→ **Task brief**
For the data below, work out how many lines contain the word "with" and supply only that number.

→ **Data for this task**

————————

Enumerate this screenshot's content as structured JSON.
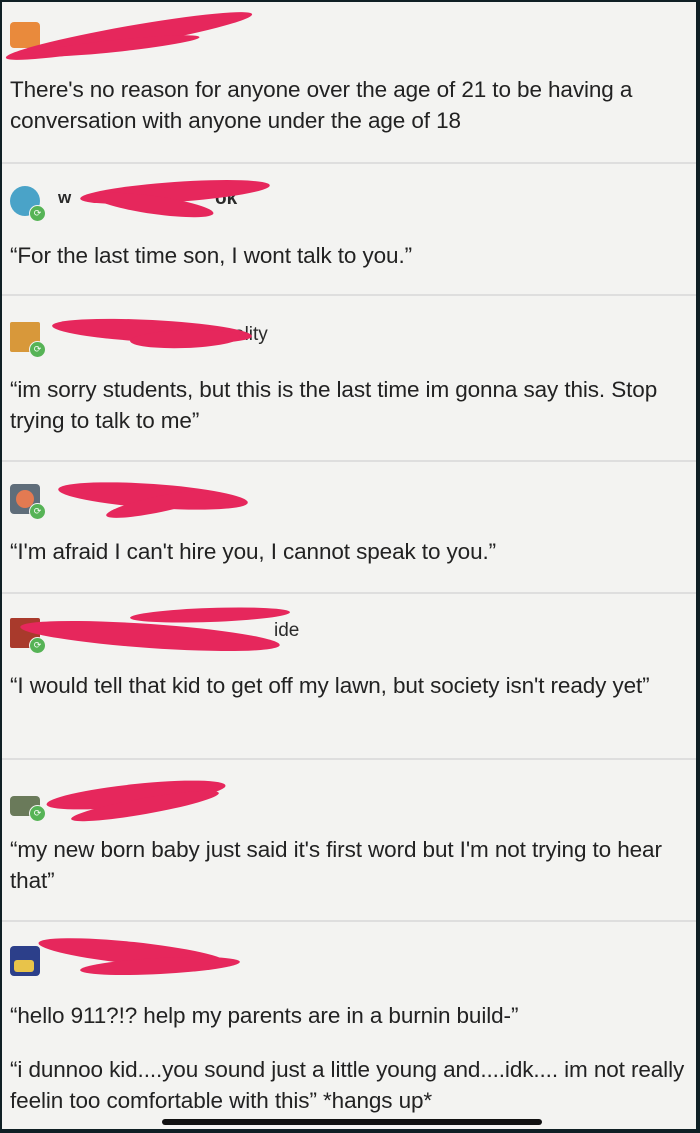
{
  "posts": [
    {
      "username": "",
      "text": "There's no reason for anyone over the age of 21 to be having a conversation with anyone under the age of 18"
    },
    {
      "username_start": "w",
      "username_end": "ok",
      "text": "“For the last time son, I wont talk to you.”"
    },
    {
      "username_end": "ality",
      "text": "“im sorry students, but this is the last time im gonna say this. Stop trying to talk to me”"
    },
    {
      "username": "",
      "text": "“I'm afraid I can't hire you, I cannot speak to you.”"
    },
    {
      "username_end": "ide",
      "text": "“I would tell that kid to get off my lawn, but society isn't ready yet”"
    },
    {
      "username": "",
      "text": "“my new born baby just said it's first word but I'm not trying to hear that”"
    },
    {
      "username": "",
      "text": "“hello 911?!? help my parents are in a burnin build-”"
    }
  ],
  "final_reply": "“i dunnoo kid....you sound just a little young and....idk.... im not really feelin too comfortable with this” *hangs up*",
  "colors": {
    "redaction": "#e6275c",
    "reblog": "#56b356",
    "background": "#f3f3f1"
  },
  "icons": [
    "reblog-icon"
  ]
}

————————

→ **Task output**
2